TASK GOAL: Can the data below be set down again exactly, line for line?

Web page and app entries:
#####
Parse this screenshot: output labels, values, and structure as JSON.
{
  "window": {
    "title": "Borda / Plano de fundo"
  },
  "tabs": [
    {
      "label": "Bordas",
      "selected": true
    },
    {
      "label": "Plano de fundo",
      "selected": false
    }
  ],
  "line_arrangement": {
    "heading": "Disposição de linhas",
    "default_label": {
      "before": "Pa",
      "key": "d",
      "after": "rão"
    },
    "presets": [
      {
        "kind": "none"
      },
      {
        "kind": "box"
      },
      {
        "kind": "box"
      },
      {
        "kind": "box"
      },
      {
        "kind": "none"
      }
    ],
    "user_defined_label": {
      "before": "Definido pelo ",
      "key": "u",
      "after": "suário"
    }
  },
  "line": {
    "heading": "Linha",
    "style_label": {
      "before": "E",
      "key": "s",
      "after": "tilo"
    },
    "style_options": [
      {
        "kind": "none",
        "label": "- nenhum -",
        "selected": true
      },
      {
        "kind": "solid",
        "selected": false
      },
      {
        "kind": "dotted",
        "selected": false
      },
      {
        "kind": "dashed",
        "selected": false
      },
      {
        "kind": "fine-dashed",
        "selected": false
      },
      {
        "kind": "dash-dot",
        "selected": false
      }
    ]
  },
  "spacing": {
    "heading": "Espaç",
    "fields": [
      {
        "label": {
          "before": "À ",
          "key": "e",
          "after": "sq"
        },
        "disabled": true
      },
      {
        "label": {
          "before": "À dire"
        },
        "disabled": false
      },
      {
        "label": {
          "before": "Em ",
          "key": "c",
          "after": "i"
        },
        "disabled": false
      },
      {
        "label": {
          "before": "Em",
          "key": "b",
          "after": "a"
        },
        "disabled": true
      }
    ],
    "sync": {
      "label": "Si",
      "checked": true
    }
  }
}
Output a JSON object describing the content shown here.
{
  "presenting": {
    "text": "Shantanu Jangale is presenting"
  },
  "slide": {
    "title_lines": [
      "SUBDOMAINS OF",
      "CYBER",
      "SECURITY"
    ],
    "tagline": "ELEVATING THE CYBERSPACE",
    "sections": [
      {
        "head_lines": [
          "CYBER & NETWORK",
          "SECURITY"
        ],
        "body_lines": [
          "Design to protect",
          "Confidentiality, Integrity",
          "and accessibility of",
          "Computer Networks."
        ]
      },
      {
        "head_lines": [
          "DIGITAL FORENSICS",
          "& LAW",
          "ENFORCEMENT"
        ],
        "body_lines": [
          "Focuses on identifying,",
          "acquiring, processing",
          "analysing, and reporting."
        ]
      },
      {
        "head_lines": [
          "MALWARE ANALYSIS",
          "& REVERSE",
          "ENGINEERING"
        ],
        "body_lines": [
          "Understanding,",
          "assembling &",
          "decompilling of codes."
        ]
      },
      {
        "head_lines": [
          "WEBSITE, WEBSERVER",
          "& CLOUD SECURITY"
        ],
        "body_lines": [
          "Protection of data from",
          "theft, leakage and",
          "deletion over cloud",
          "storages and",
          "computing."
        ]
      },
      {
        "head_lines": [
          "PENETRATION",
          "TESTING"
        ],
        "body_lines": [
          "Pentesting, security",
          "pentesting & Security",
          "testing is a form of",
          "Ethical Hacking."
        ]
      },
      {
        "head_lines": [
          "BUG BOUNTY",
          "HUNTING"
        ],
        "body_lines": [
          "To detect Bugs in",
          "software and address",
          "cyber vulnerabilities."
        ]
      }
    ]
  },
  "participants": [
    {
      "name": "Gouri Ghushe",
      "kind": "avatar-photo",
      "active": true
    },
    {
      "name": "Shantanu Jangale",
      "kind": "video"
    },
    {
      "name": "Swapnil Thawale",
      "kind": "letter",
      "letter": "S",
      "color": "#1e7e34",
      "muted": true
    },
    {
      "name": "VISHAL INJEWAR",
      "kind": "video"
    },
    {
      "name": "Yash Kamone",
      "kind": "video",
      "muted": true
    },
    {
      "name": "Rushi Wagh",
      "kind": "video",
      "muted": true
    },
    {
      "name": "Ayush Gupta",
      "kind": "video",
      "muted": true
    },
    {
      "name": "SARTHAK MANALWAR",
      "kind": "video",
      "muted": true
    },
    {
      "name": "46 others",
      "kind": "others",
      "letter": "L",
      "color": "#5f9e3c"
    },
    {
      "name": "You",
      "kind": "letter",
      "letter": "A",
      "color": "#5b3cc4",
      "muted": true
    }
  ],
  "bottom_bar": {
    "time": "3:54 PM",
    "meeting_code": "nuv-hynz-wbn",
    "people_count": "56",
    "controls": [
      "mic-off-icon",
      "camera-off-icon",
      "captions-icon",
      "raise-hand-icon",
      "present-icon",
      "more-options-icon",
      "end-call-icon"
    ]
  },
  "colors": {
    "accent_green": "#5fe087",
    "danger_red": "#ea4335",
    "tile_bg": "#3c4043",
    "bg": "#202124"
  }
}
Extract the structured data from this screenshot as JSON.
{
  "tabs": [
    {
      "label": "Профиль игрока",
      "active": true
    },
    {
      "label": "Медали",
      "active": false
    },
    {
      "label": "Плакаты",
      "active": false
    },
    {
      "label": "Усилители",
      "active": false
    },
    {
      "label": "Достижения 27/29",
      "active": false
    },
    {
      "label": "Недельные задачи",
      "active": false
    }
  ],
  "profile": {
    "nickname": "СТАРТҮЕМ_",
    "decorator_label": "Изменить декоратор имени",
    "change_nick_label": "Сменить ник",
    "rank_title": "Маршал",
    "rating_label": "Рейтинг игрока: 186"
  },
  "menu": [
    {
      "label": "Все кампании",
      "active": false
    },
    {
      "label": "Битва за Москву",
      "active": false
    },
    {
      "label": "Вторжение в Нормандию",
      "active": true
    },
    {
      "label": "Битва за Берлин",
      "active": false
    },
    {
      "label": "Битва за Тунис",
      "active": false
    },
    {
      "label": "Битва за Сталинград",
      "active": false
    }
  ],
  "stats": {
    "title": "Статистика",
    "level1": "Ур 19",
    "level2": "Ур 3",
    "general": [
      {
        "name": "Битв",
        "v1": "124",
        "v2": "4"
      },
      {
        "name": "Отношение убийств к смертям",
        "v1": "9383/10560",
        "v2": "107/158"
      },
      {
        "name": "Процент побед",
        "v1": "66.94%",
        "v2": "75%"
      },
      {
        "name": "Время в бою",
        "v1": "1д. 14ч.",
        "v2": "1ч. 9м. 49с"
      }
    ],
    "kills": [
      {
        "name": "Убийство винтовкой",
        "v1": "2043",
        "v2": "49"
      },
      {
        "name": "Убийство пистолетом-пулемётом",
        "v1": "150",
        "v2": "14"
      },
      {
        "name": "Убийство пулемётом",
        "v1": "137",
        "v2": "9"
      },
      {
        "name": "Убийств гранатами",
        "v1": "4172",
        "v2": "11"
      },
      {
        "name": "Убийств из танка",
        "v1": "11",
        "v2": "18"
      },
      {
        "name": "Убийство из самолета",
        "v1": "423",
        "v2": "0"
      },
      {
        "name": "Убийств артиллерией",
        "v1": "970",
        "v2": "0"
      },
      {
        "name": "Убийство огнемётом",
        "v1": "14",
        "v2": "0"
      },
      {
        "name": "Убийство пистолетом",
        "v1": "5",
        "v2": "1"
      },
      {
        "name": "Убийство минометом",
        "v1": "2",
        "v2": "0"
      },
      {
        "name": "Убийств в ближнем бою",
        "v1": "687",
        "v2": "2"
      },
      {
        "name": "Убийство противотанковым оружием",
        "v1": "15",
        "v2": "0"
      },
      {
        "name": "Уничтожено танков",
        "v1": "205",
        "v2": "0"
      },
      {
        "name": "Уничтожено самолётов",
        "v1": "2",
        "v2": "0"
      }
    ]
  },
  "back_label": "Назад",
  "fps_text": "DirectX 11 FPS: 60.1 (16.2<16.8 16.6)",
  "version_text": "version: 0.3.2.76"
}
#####
TASK ANSWER:
Parse this screenshot: output labels, values, and structure as JSON.
{
  "window": {
    "title": "Borda / Plano de fundo"
  },
  "tabs": [
    {
      "label": "Bordas",
      "selected": true
    },
    {
      "label": "Plano de fundo",
      "selected": false
    }
  ],
  "line_arrangement": {
    "heading": "Disposição de linhas",
    "default_label": {
      "before": "Pa",
      "key": "d",
      "after": "rão"
    },
    "presets": [
      {
        "kind": "none"
      },
      {
        "kind": "box"
      },
      {
        "kind": "box"
      },
      {
        "kind": "box"
      },
      {
        "kind": "none"
      }
    ],
    "user_defined_label": {
      "before": "Definido pelo ",
      "key": "u",
      "after": "suário"
    }
  },
  "line": {
    "heading": "Linha",
    "style_label": {
      "before": "E",
      "key": "s",
      "after": "tilo"
    },
    "style_options": [
      {
        "kind": "none",
        "label": "- nenhum -",
        "selected": true
      },
      {
        "kind": "solid",
        "selected": false
      },
      {
        "kind": "dotted",
        "selected": false
      },
      {
        "kind": "dashed",
        "selected": false
      },
      {
        "kind": "fine-dashed",
        "selected": false
      },
      {
        "kind": "dash-dot",
        "selected": false
      }
    ]
  },
  "spacing": {
    "heading": "Espaç",
    "fields": [
      {
        "label": {
          "before": "À ",
          "key": "e",
          "after": "sq"
        },
        "disabled": true
      },
      {
        "label": {
          "before": "À dire"
        },
        "disabled": false
      },
      {
        "label": {
          "before": "Em ",
          "key": "c",
          "after": "i"
        },
        "disabled": false
      },
      {
        "label": {
          "before": "Em",
          "key": "b",
          "after": "a"
        },
        "disabled": true
      }
    ],
    "sync": {
      "label": "Si",
      "checked": true
    }
  }
}
Output a JSON object describing the content shown here.
{
  "presenting": {
    "text": "Shantanu Jangale is presenting"
  },
  "slide": {
    "title_lines": [
      "SUBDOMAINS OF",
      "CYBER",
      "SECURITY"
    ],
    "tagline": "ELEVATING THE CYBERSPACE",
    "sections": [
      {
        "head_lines": [
          "CYBER & NETWORK",
          "SECURITY"
        ],
        "body_lines": [
          "Design to protect",
          "Confidentiality, Integrity",
          "and accessibility of",
          "Computer Networks."
        ]
      },
      {
        "head_lines": [
          "DIGITAL FORENSICS",
          "& LAW",
          "ENFORCEMENT"
        ],
        "body_lines": [
          "Focuses on identifying,",
          "acquiring, processing",
          "analysing, and reporting."
        ]
      },
      {
        "head_lines": [
          "MALWARE ANALYSIS",
          "& REVERSE",
          "ENGINEERING"
        ],
        "body_lines": [
          "Understanding,",
          "assembling &",
          "decompilling of codes."
        ]
      },
      {
        "head_lines": [
          "WEBSITE, WEBSERVER",
          "& CLOUD SECURITY"
        ],
        "body_lines": [
          "Protection of data from",
          "theft, leakage and",
          "deletion over cloud",
          "storages and",
          "computing."
        ]
      },
      {
        "head_lines": [
          "PENETRATION",
          "TESTING"
        ],
        "body_lines": [
          "Pentesting, security",
          "pentesting & Security",
          "testing is a form of",
          "Ethical Hacking."
        ]
      },
      {
        "head_lines": [
          "BUG BOUNTY",
          "HUNTING"
        ],
        "body_lines": [
          "To detect Bugs in",
          "software and address",
          "cyber vulnerabilities."
        ]
      }
    ]
  },
  "participants": [
    {
      "name": "Gouri Ghushe",
      "kind": "avatar-photo",
      "active": true
    },
    {
      "name": "Shantanu Jangale",
      "kind": "video"
    },
    {
      "name": "Swapnil Thawale",
      "kind": "letter",
      "letter": "S",
      "color": "#1e7e34",
      "muted": true
    },
    {
      "name": "VISHAL INJEWAR",
      "kind": "video"
    },
    {
      "name": "Yash Kamone",
      "kind": "video",
      "muted": true
    },
    {
      "name": "Rushi Wagh",
      "kind": "video",
      "muted": true
    },
    {
      "name": "Ayush Gupta",
      "kind": "video",
      "muted": true
    },
    {
      "name": "SARTHAK MANALWAR",
      "kind": "video",
      "muted": true
    },
    {
      "name": "46 others",
      "kind": "others",
      "letter": "L",
      "color": "#5f9e3c"
    },
    {
      "name": "You",
      "kind": "letter",
      "letter": "A",
      "color": "#5b3cc4",
      "muted": true
    }
  ],
  "bottom_bar": {
    "time": "3:54 PM",
    "meeting_code": "nuv-hynz-wbn",
    "people_count": "56",
    "controls": [
      "mic-off-icon",
      "camera-off-icon",
      "captions-icon",
      "raise-hand-icon",
      "present-icon",
      "more-options-icon",
      "end-call-icon"
    ]
  },
  "colors": {
    "accent_green": "#5fe087",
    "danger_red": "#ea4335",
    "tile_bg": "#3c4043",
    "bg": "#202124"
  }
}
Extract the structured data from this screenshot as JSON.
{
  "tabs": [
    {
      "label": "Профиль игрока",
      "active": true
    },
    {
      "label": "Медали",
      "active": false
    },
    {
      "label": "Плакаты",
      "active": false
    },
    {
      "label": "Усилители",
      "active": false
    },
    {
      "label": "Достижения 27/29",
      "active": false
    },
    {
      "label": "Недельные задачи",
      "active": false
    }
  ],
  "profile": {
    "nickname": "СТАРТҮЕМ_",
    "decorator_label": "Изменить декоратор имени",
    "change_nick_label": "Сменить ник",
    "rank_title": "Маршал",
    "rating_label": "Рейтинг игрока: 186"
  },
  "menu": [
    {
      "label": "Все кампании",
      "active": false
    },
    {
      "label": "Битва за Москву",
      "active": false
    },
    {
      "label": "Вторжение в Нормандию",
      "active": true
    },
    {
      "label": "Битва за Берлин",
      "active": false
    },
    {
      "label": "Битва за Тунис",
      "active": false
    },
    {
      "label": "Битва за Сталинград",
      "active": false
    }
  ],
  "stats": {
    "title": "Статистика",
    "level1": "Ур 19",
    "level2": "Ур 3",
    "general": [
      {
        "name": "Битв",
        "v1": "124",
        "v2": "4"
      },
      {
        "name": "Отношение убийств к смертям",
        "v1": "9383/10560",
        "v2": "107/158"
      },
      {
        "name": "Процент побед",
        "v1": "66.94%",
        "v2": "75%"
      },
      {
        "name": "Время в бою",
        "v1": "1д. 14ч.",
        "v2": "1ч. 9м. 49с"
      }
    ],
    "kills": [
      {
        "name": "Убийство винтовкой",
        "v1": "2043",
        "v2": "49"
      },
      {
        "name": "Убийство пистолетом-пулемётом",
        "v1": "150",
        "v2": "14"
      },
      {
        "name": "Убийство пулемётом",
        "v1": "137",
        "v2": "9"
      },
      {
        "name": "Убийств гранатами",
        "v1": "4172",
        "v2": "11"
      },
      {
        "name": "Убийств из танка",
        "v1": "11",
        "v2": "18"
      },
      {
        "name": "Убийство из самолета",
        "v1": "423",
        "v2": "0"
      },
      {
        "name": "Убийств артиллерией",
        "v1": "970",
        "v2": "0"
      },
      {
        "name": "Убийство огнемётом",
        "v1": "14",
        "v2": "0"
      },
      {
        "name": "Убийство пистолетом",
        "v1": "5",
        "v2": "1"
      },
      {
        "name": "Убийство минометом",
        "v1": "2",
        "v2": "0"
      },
      {
        "name": "Убийств в ближнем бою",
        "v1": "687",
        "v2": "2"
      },
      {
        "name": "Убийство противотанковым оружием",
        "v1": "15",
        "v2": "0"
      },
      {
        "name": "Уничтожено танков",
        "v1": "205",
        "v2": "0"
      },
      {
        "name": "Уничтожено самолётов",
        "v1": "2",
        "v2": "0"
      }
    ]
  },
  "back_label": "Назад",
  "fps_text": "DirectX 11 FPS: 60.1 (16.2<16.8 16.6)",
  "version_text": "version: 0.3.2.76"
}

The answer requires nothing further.